Home was where my story began and there is truly, truly no place like it.
I decided to come in here, put a record on and write over the little cry fest that has started to become routine. It’s simply exhausting, when your breathing is all restricted and you’re trying to maintain the level of snot coming from your nose. I’d rather be here, away from the anarchy and all of its sons, doing something that I enjoy.
Some days, as I’m backing out of the driveway, I remind myself of something Daniel said to me.
“You can’t let yourself be happy.”
All of the bullshit, the struggle that is so hashtag real, I tell myself that it’s my personal syndrome. My refusal of satisfaction. And then I tell myself to get over it because that broken record gets awfully repetitive and annoying after some thirty years. Everything is okay, it just seems like it isn’t because that’s the only thing I believe in.
I gave the dogs a bath last night. Duchess was jealous when Tess was in the tub and she kept trying to hop in with her. Silly pug. She’s next to me, sharing the blanket and pillow because I always have a place for her, always. The big dog is lying on the cold, hardwood floor and when I tell her she should go to bed she just gets up and nudges me with her cold nose.

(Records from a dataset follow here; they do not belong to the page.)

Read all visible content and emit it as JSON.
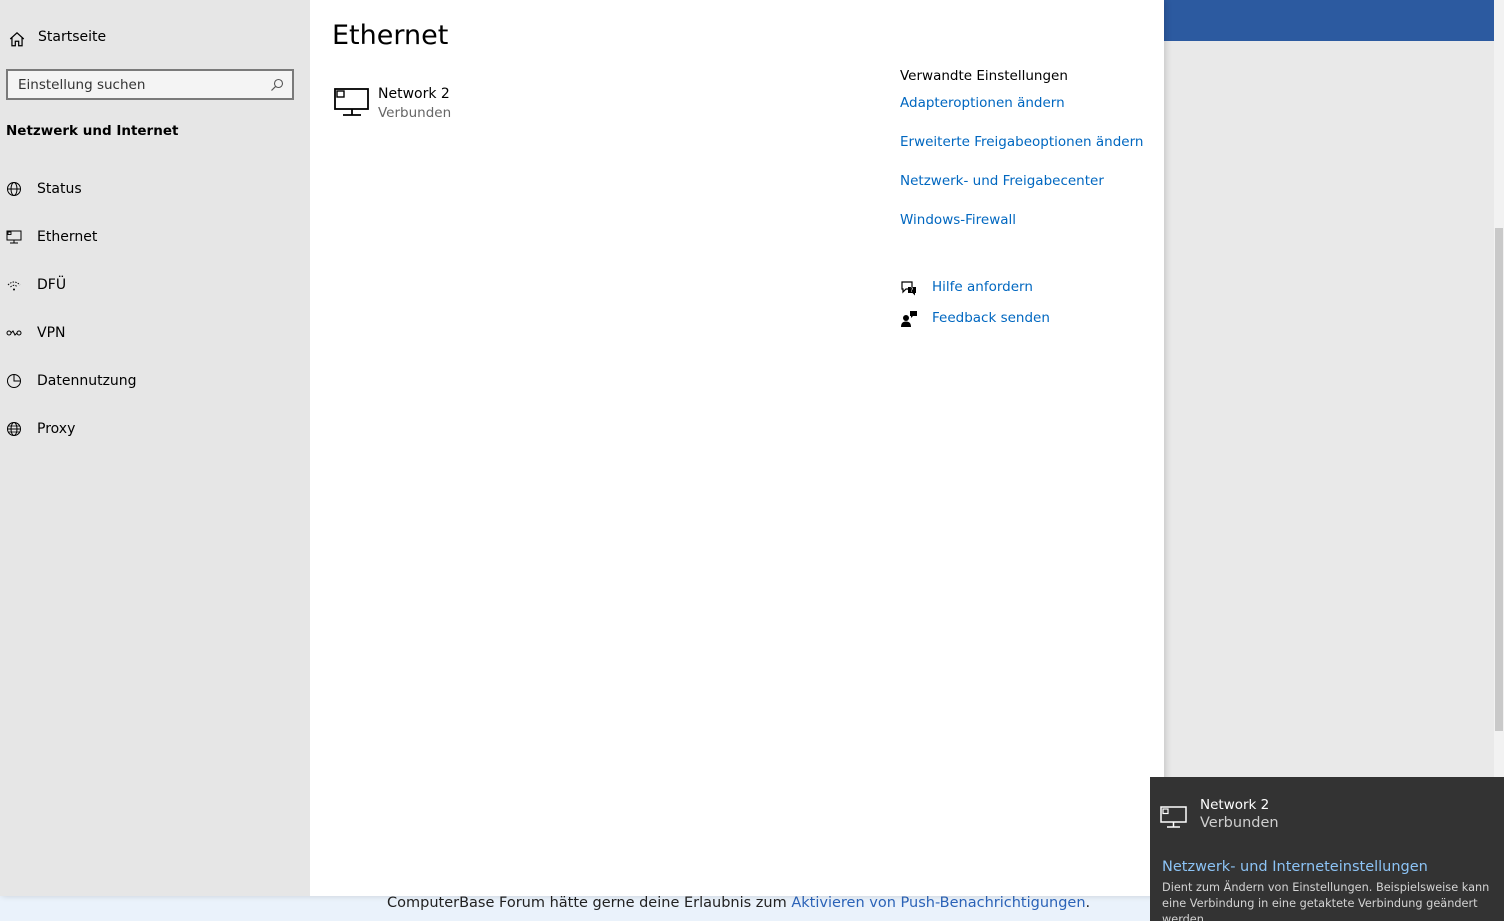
{
  "sidebar": {
    "home_label": "Startseite",
    "search_placeholder": "Einstellung suchen",
    "section_title": "Netzwerk und Internet",
    "items": [
      {
        "label": "Status",
        "icon": "globe-status-icon"
      },
      {
        "label": "Ethernet",
        "icon": "ethernet-icon"
      },
      {
        "label": "DFÜ",
        "icon": "dialup-icon"
      },
      {
        "label": "VPN",
        "icon": "vpn-icon"
      },
      {
        "label": "Datennutzung",
        "icon": "data-usage-icon"
      },
      {
        "label": "Proxy",
        "icon": "globe-icon"
      }
    ]
  },
  "main": {
    "title": "Ethernet",
    "network": {
      "name": "Network 2",
      "status": "Verbunden"
    },
    "related": {
      "title": "Verwandte Einstellungen",
      "links": [
        "Adapteroptionen ändern",
        "Erweiterte Freigabeoptionen ändern",
        "Netzwerk- und Freigabecenter",
        "Windows-Firewall"
      ]
    },
    "help": {
      "get_help": "Hilfe anfordern",
      "feedback": "Feedback senden"
    }
  },
  "flyout": {
    "network_name": "Network 2",
    "network_status": "Verbunden",
    "settings_link": "Netzwerk- und Interneteinstellungen",
    "description": "Dient zum Ändern von Einstellungen. Beispielsweise kann eine Verbindung in eine getaktete Verbindung geändert werden."
  },
  "background": {
    "push_text": "ComputerBase Forum hätte gerne deine Erlaubnis zum ",
    "push_link": "Aktivieren von Push-Benachrichtigungen",
    "push_end": "."
  },
  "colors": {
    "link": "#0067c0",
    "flyout_bg": "#333333",
    "flyout_link": "#8cc3f5",
    "sidebar_bg": "#e6e6e6",
    "bg_header": "#2c5aa0"
  }
}
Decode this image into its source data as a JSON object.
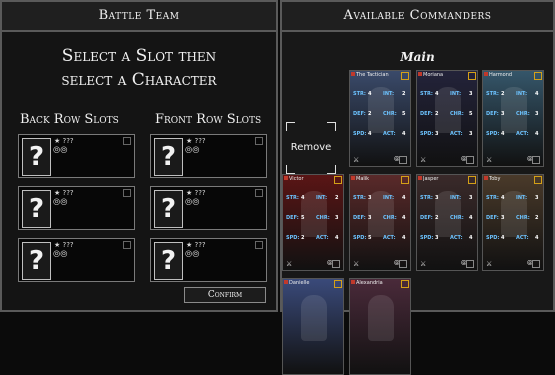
{
  "battle_team": {
    "title": "Battle Team",
    "instruction_line1": "Select a Slot then",
    "instruction_line2": "select a Character",
    "back_row_label": "Back Row Slots",
    "front_row_label": "Front Row Slots",
    "slot_placeholder": "?",
    "slot_stars": "★ ???",
    "slot_rank_icon": "three-circles-icon",
    "confirm_label": "Confirm"
  },
  "commanders": {
    "title": "Available Commanders",
    "section": "Main",
    "remove_label": "Remove",
    "cards": [
      {
        "name": "The Tactician",
        "color": "#3a4a6a",
        "str": "4",
        "int": "2",
        "def": "2",
        "chr": "5",
        "spd": "4",
        "act": "4"
      },
      {
        "name": "Moriana",
        "color": "#23233a",
        "str": "4",
        "int": "3",
        "def": "2",
        "chr": "5",
        "spd": "3",
        "act": "3"
      },
      {
        "name": "Harmond",
        "color": "#35566a",
        "str": "2",
        "int": "4",
        "def": "3",
        "chr": "3",
        "spd": "4",
        "act": "4"
      },
      {
        "name": "Victor",
        "color": "#5a1515",
        "str": "4",
        "int": "2",
        "def": "5",
        "chr": "3",
        "spd": "2",
        "act": "4"
      },
      {
        "name": "Malik",
        "color": "#5a2a2a",
        "str": "3",
        "int": "4",
        "def": "3",
        "chr": "4",
        "spd": "5",
        "act": "4"
      },
      {
        "name": "Jasper",
        "color": "#3a2a2a",
        "str": "3",
        "int": "3",
        "def": "2",
        "chr": "4",
        "spd": "3",
        "act": "4"
      },
      {
        "name": "Toby",
        "color": "#4a3a2a",
        "str": "4",
        "int": "3",
        "def": "3",
        "chr": "2",
        "spd": "4",
        "act": "4"
      },
      {
        "name": "Danielle",
        "color": "#3a4a7a",
        "str": "",
        "int": "",
        "def": "",
        "chr": "",
        "spd": "",
        "act": ""
      },
      {
        "name": "Alexandria",
        "color": "#4a2a3a",
        "str": "",
        "int": "",
        "def": "",
        "chr": "",
        "spd": "",
        "act": ""
      }
    ],
    "stat_labels": {
      "str": "STR:",
      "int": "INT:",
      "def": "DEF:",
      "chr": "CHR:",
      "spd": "SPD:",
      "act": "ACT:"
    }
  }
}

I’m looking at her, messed up haircut and all, and I’m thinking: this was someone’s family dog. This dog was loved like I loved Lacy, the girl who accompanied me growing up. But the woman died and those kids left and didn’t take any animals with them. So she’s here, half-stupid, looking back at me with a little of that frustration of having to deal, day in and day out, that I can relate to.
I’ve always had my own room. Home, college, home, apartment, house – even when I was living with someone else I felt a sense of ownership because I had full control – and used lots of it. My bed, my closet, my decorative boxes filled with My Little Ponies and everything always black and pink. Well, once Daniel loses the bedroom set in there as part of a pending court bargain with his step kids, he is turning that in to his gaming room: fancy seats that vibrate, cords galore.
I realized yesterday that for the first time, I’m losing my room. I have to consolidate. Say goodbye to the little box I’ve been coordinating my entire life, the color scheme I’ve loved for so long, the pink room that contained all of the cutesy shit I always refused to let clutter up the rest of the house. I have to figure out where my clothes go. Where I’m doing my makeup. That space I’ve always had…is going away.
Daniel’s bedroom is not an option. He took the liberty of filling every closet with his own clothes once the space freed up. My queen size pillow cases don’t match his king-sized Waverly bed set. The vanity in there is two feet from the ground, in the darkest corner of the room, and that flimsy little stool would ruin my knees and my back. And her pictures are still on the wall.
I don’t suppose I’ve ever really had my own room, anyway.
The illusions we keep.
This blanket, this pillow, this seems like it will be just as well. Nice and quiet, too.